__PROBLEM__. Extract every line below, verbatim.

[Opening DATA SHOWN section]

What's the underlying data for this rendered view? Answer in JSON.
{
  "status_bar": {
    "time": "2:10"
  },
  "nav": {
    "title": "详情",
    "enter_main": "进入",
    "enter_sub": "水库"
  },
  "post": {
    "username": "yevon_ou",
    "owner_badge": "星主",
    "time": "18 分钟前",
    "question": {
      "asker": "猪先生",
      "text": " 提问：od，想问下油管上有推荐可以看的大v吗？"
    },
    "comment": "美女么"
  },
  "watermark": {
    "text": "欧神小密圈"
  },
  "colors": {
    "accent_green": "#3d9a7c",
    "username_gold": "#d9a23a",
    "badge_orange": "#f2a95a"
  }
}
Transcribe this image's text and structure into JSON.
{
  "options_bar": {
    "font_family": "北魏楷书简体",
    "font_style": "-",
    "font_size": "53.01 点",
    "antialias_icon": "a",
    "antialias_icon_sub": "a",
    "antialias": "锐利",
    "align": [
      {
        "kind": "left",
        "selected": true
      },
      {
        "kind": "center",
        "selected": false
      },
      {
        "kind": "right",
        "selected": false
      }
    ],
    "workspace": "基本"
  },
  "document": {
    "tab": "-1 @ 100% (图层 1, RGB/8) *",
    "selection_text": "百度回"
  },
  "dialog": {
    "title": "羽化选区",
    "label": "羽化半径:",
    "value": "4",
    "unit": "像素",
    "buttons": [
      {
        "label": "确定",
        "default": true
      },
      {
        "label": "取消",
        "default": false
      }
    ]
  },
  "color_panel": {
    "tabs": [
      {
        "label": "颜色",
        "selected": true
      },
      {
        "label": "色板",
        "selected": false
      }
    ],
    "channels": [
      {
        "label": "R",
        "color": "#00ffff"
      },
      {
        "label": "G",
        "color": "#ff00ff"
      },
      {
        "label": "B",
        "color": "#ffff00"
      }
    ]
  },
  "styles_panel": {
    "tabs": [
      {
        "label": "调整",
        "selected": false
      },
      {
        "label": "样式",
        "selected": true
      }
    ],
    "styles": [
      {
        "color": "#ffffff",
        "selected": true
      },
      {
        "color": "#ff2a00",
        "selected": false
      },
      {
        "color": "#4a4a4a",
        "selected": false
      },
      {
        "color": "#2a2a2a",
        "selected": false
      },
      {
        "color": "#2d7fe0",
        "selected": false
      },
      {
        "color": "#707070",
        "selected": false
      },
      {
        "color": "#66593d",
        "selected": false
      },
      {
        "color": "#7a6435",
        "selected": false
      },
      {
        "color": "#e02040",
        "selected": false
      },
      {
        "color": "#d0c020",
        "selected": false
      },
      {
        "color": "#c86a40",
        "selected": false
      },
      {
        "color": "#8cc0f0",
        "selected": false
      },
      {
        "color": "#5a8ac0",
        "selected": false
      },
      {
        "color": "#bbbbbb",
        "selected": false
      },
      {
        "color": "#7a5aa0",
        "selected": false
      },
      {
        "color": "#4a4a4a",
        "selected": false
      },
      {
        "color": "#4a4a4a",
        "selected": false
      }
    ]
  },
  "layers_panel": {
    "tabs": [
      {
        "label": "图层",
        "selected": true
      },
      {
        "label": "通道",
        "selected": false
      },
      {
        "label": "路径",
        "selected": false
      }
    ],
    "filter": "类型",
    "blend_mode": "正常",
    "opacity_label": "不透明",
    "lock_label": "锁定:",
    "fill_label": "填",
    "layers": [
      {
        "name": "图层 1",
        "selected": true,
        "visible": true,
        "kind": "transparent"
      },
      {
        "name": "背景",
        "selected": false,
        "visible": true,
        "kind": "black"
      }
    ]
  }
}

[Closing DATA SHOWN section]

__TASK SOLUTION__.
What's the underlying data for this rendered view? Answer in JSON.
{
  "status_bar": {
    "time": "2:10"
  },
  "nav": {
    "title": "详情",
    "enter_main": "进入",
    "enter_sub": "水库"
  },
  "post": {
    "username": "yevon_ou",
    "owner_badge": "星主",
    "time": "18 分钟前",
    "question": {
      "asker": "猪先生",
      "text": " 提问：od，想问下油管上有推荐可以看的大v吗？"
    },
    "comment": "美女么"
  },
  "watermark": {
    "text": "欧神小密圈"
  },
  "colors": {
    "accent_green": "#3d9a7c",
    "username_gold": "#d9a23a",
    "badge_orange": "#f2a95a"
  }
}
Transcribe this image's text and structure into JSON.
{
  "options_bar": {
    "font_family": "北魏楷书简体",
    "font_style": "-",
    "font_size": "53.01 点",
    "antialias_icon": "a",
    "antialias_icon_sub": "a",
    "antialias": "锐利",
    "align": [
      {
        "kind": "left",
        "selected": true
      },
      {
        "kind": "center",
        "selected": false
      },
      {
        "kind": "right",
        "selected": false
      }
    ],
    "workspace": "基本"
  },
  "document": {
    "tab": "-1 @ 100% (图层 1, RGB/8) *",
    "selection_text": "百度回"
  },
  "dialog": {
    "title": "羽化选区",
    "label": "羽化半径:",
    "value": "4",
    "unit": "像素",
    "buttons": [
      {
        "label": "确定",
        "default": true
      },
      {
        "label": "取消",
        "default": false
      }
    ]
  },
  "color_panel": {
    "tabs": [
      {
        "label": "颜色",
        "selected": true
      },
      {
        "label": "色板",
        "selected": false
      }
    ],
    "channels": [
      {
        "label": "R",
        "color": "#00ffff"
      },
      {
        "label": "G",
        "color": "#ff00ff"
      },
      {
        "label": "B",
        "color": "#ffff00"
      }
    ]
  },
  "styles_panel": {
    "tabs": [
      {
        "label": "调整",
        "selected": false
      },
      {
        "label": "样式",
        "selected": true
      }
    ],
    "styles": [
      {
        "color": "#ffffff",
        "selected": true
      },
      {
        "color": "#ff2a00",
        "selected": false
      },
      {
        "color": "#4a4a4a",
        "selected": false
      },
      {
        "color": "#2a2a2a",
        "selected": false
      },
      {
        "color": "#2d7fe0",
        "selected": false
      },
      {
        "color": "#707070",
        "selected": false
      },
      {
        "color": "#66593d",
        "selected": false
      },
      {
        "color": "#7a6435",
        "selected": false
      },
      {
        "color": "#e02040",
        "selected": false
      },
      {
        "color": "#d0c020",
        "selected": false
      },
      {
        "color": "#c86a40",
        "selected": false
      },
      {
        "color": "#8cc0f0",
        "selected": false
      },
      {
        "color": "#5a8ac0",
        "selected": false
      },
      {
        "color": "#bbbbbb",
        "selected": false
      },
      {
        "color": "#7a5aa0",
        "selected": false
      },
      {
        "color": "#4a4a4a",
        "selected": false
      },
      {
        "color": "#4a4a4a",
        "selected": false
      }
    ]
  },
  "layers_panel": {
    "tabs": [
      {
        "label": "图层",
        "selected": true
      },
      {
        "label": "通道",
        "selected": false
      },
      {
        "label": "路径",
        "selected": false
      }
    ],
    "filter": "类型",
    "blend_mode": "正常",
    "opacity_label": "不透明",
    "lock_label": "锁定:",
    "fill_label": "填",
    "layers": [
      {
        "name": "图层 1",
        "selected": true,
        "visible": true,
        "kind": "transparent"
      },
      {
        "name": "背景",
        "selected": false,
        "visible": true,
        "kind": "black"
      }
    ]
  }
}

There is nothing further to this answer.